** DATA RECORDS follows **
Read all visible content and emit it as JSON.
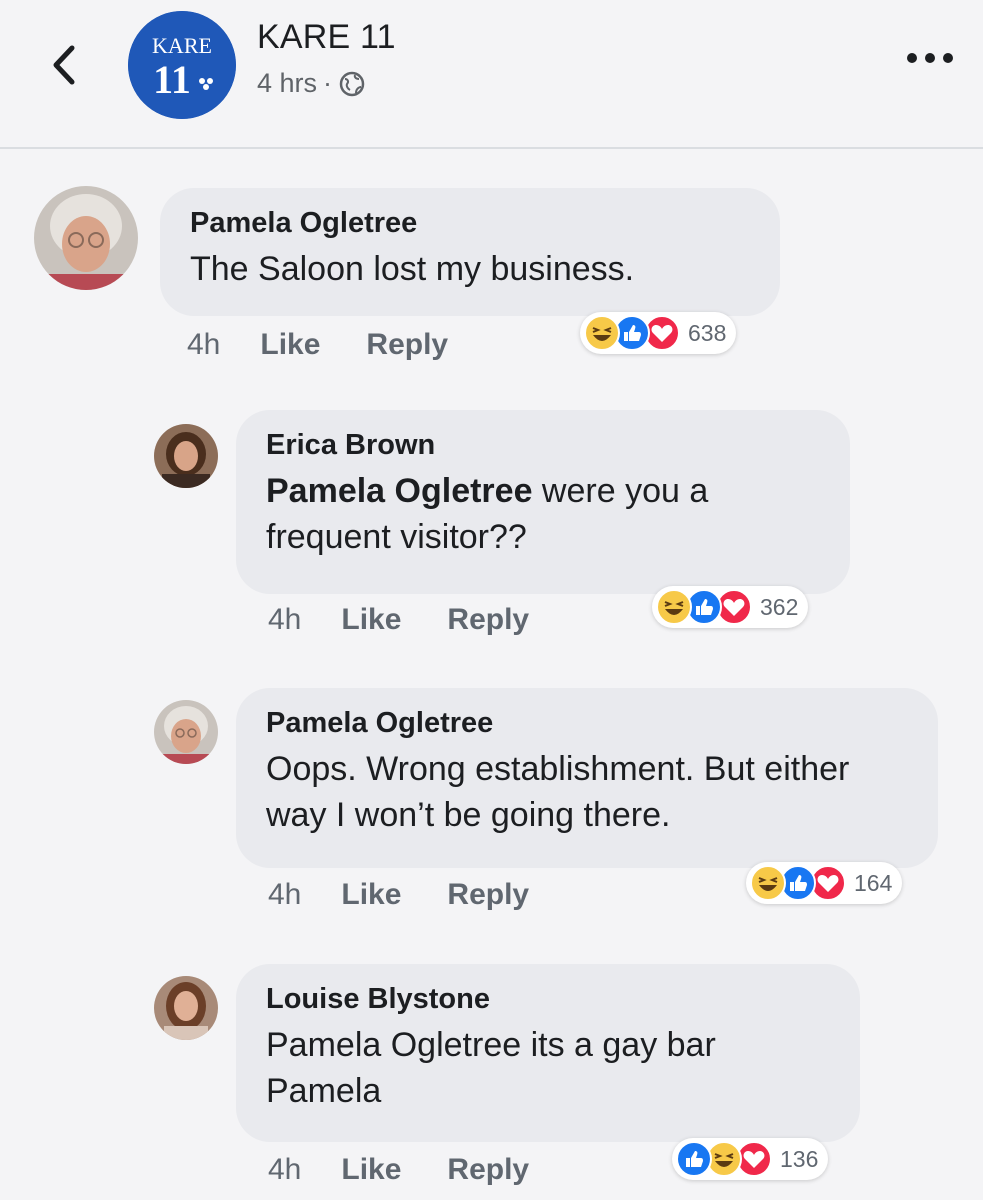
{
  "header": {
    "page_name": "KARE 11",
    "time": "4 hrs",
    "separator": "·",
    "logo_text_top": "KARE",
    "logo_text_num": "11"
  },
  "comments": [
    {
      "author": "Pamela Ogletree",
      "mention": "",
      "text": "The Saloon lost my business.",
      "time": "4h",
      "like_label": "Like",
      "reply_label": "Reply",
      "reaction_icons": [
        "haha-icon",
        "like-icon",
        "love-icon"
      ],
      "reaction_count": "638"
    },
    {
      "author": "Erica Brown",
      "mention": "Pamela Ogletree",
      "text": " were you a frequent visitor??",
      "time": "4h",
      "like_label": "Like",
      "reply_label": "Reply",
      "reaction_icons": [
        "haha-icon",
        "like-icon",
        "love-icon"
      ],
      "reaction_count": "362"
    },
    {
      "author": "Pamela Ogletree",
      "mention": "",
      "text": "Oops. Wrong establishment. But either way I won’t be going there.",
      "time": "4h",
      "like_label": "Like",
      "reply_label": "Reply",
      "reaction_icons": [
        "haha-icon",
        "like-icon",
        "love-icon"
      ],
      "reaction_count": "164"
    },
    {
      "author": "Louise Blystone",
      "mention": "",
      "text": "Pamela Ogletree its a gay bar Pamela",
      "time": "4h",
      "like_label": "Like",
      "reply_label": "Reply",
      "reaction_icons": [
        "like-icon",
        "haha-icon",
        "love-icon"
      ],
      "reaction_count": "136"
    }
  ],
  "colors": {
    "background": "#f4f4f6",
    "bubble": "#e9eaee",
    "brand_blue": "#1f58b8",
    "like_blue": "#1877f2",
    "love_red": "#f0284a",
    "haha_yellow": "#f7c948"
  }
}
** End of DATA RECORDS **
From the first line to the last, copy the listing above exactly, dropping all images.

Read all visible content and emit it as JSON.
{
  "header": {
    "page_name": "KARE 11",
    "time": "4 hrs",
    "separator": "·",
    "logo_text_top": "KARE",
    "logo_text_num": "11"
  },
  "comments": [
    {
      "author": "Pamela Ogletree",
      "mention": "",
      "text": "The Saloon lost my business.",
      "time": "4h",
      "like_label": "Like",
      "reply_label": "Reply",
      "reaction_icons": [
        "haha-icon",
        "like-icon",
        "love-icon"
      ],
      "reaction_count": "638"
    },
    {
      "author": "Erica Brown",
      "mention": "Pamela Ogletree",
      "text": " were you a frequent visitor??",
      "time": "4h",
      "like_label": "Like",
      "reply_label": "Reply",
      "reaction_icons": [
        "haha-icon",
        "like-icon",
        "love-icon"
      ],
      "reaction_count": "362"
    },
    {
      "author": "Pamela Ogletree",
      "mention": "",
      "text": "Oops. Wrong establishment. But either way I won’t be going there.",
      "time": "4h",
      "like_label": "Like",
      "reply_label": "Reply",
      "reaction_icons": [
        "haha-icon",
        "like-icon",
        "love-icon"
      ],
      "reaction_count": "164"
    },
    {
      "author": "Louise Blystone",
      "mention": "",
      "text": "Pamela Ogletree its a gay bar Pamela",
      "time": "4h",
      "like_label": "Like",
      "reply_label": "Reply",
      "reaction_icons": [
        "like-icon",
        "haha-icon",
        "love-icon"
      ],
      "reaction_count": "136"
    }
  ],
  "colors": {
    "background": "#f4f4f6",
    "bubble": "#e9eaee",
    "brand_blue": "#1f58b8",
    "like_blue": "#1877f2",
    "love_red": "#f0284a",
    "haha_yellow": "#f7c948"
  }
}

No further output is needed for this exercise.